(Beginning of DATA FOR THIS TASK)

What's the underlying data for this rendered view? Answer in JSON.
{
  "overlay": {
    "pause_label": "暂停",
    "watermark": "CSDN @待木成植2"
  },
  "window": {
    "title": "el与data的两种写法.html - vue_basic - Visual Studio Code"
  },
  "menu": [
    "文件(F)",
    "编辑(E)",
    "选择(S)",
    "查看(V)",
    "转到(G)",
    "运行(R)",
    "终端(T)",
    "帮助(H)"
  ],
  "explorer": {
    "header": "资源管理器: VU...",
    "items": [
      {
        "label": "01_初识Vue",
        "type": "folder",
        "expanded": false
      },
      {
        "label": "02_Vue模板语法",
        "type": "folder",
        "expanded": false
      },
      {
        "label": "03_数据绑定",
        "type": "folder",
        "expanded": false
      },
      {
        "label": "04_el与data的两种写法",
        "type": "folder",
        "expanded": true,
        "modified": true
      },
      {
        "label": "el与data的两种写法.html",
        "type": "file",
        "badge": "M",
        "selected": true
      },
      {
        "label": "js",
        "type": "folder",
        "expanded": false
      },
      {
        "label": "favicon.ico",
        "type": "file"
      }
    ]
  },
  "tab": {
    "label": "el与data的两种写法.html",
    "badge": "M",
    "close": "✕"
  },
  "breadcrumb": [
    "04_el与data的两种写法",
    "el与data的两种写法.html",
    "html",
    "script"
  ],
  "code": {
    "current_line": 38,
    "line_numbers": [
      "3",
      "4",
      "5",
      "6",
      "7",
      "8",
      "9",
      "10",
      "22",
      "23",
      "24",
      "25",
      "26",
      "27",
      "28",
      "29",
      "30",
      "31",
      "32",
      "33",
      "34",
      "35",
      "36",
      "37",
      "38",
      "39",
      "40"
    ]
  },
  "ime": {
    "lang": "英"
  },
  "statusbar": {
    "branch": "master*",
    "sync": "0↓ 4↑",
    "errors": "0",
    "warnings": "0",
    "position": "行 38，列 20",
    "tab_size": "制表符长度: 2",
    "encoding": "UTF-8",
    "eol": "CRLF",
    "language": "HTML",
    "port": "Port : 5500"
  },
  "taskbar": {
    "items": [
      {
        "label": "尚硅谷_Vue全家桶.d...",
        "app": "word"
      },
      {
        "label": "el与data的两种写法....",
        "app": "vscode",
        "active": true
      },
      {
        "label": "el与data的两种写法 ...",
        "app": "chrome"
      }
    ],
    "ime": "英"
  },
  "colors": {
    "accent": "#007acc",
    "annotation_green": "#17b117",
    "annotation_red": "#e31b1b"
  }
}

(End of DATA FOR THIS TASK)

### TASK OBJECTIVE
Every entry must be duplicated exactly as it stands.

### EXERCISE OUTPUT
What's the underlying data for this rendered view? Answer in JSON.
{
  "overlay": {
    "pause_label": "暂停",
    "watermark": "CSDN @待木成植2"
  },
  "window": {
    "title": "el与data的两种写法.html - vue_basic - Visual Studio Code"
  },
  "menu": [
    "文件(F)",
    "编辑(E)",
    "选择(S)",
    "查看(V)",
    "转到(G)",
    "运行(R)",
    "终端(T)",
    "帮助(H)"
  ],
  "explorer": {
    "header": "资源管理器: VU...",
    "items": [
      {
        "label": "01_初识Vue",
        "type": "folder",
        "expanded": false
      },
      {
        "label": "02_Vue模板语法",
        "type": "folder",
        "expanded": false
      },
      {
        "label": "03_数据绑定",
        "type": "folder",
        "expanded": false
      },
      {
        "label": "04_el与data的两种写法",
        "type": "folder",
        "expanded": true,
        "modified": true
      },
      {
        "label": "el与data的两种写法.html",
        "type": "file",
        "badge": "M",
        "selected": true
      },
      {
        "label": "js",
        "type": "folder",
        "expanded": false
      },
      {
        "label": "favicon.ico",
        "type": "file"
      }
    ]
  },
  "tab": {
    "label": "el与data的两种写法.html",
    "badge": "M",
    "close": "✕"
  },
  "breadcrumb": [
    "04_el与data的两种写法",
    "el与data的两种写法.html",
    "html",
    "script"
  ],
  "code": {
    "current_line": 38,
    "line_numbers": [
      "3",
      "4",
      "5",
      "6",
      "7",
      "8",
      "9",
      "10",
      "22",
      "23",
      "24",
      "25",
      "26",
      "27",
      "28",
      "29",
      "30",
      "31",
      "32",
      "33",
      "34",
      "35",
      "36",
      "37",
      "38",
      "39",
      "40"
    ]
  },
  "ime": {
    "lang": "英"
  },
  "statusbar": {
    "branch": "master*",
    "sync": "0↓ 4↑",
    "errors": "0",
    "warnings": "0",
    "position": "行 38，列 20",
    "tab_size": "制表符长度: 2",
    "encoding": "UTF-8",
    "eol": "CRLF",
    "language": "HTML",
    "port": "Port : 5500"
  },
  "taskbar": {
    "items": [
      {
        "label": "尚硅谷_Vue全家桶.d...",
        "app": "word"
      },
      {
        "label": "el与data的两种写法....",
        "app": "vscode",
        "active": true
      },
      {
        "label": "el与data的两种写法 ...",
        "app": "chrome"
      }
    ],
    "ime": "英"
  },
  "colors": {
    "accent": "#007acc",
    "annotation_green": "#17b117",
    "annotation_red": "#e31b1b"
  }
}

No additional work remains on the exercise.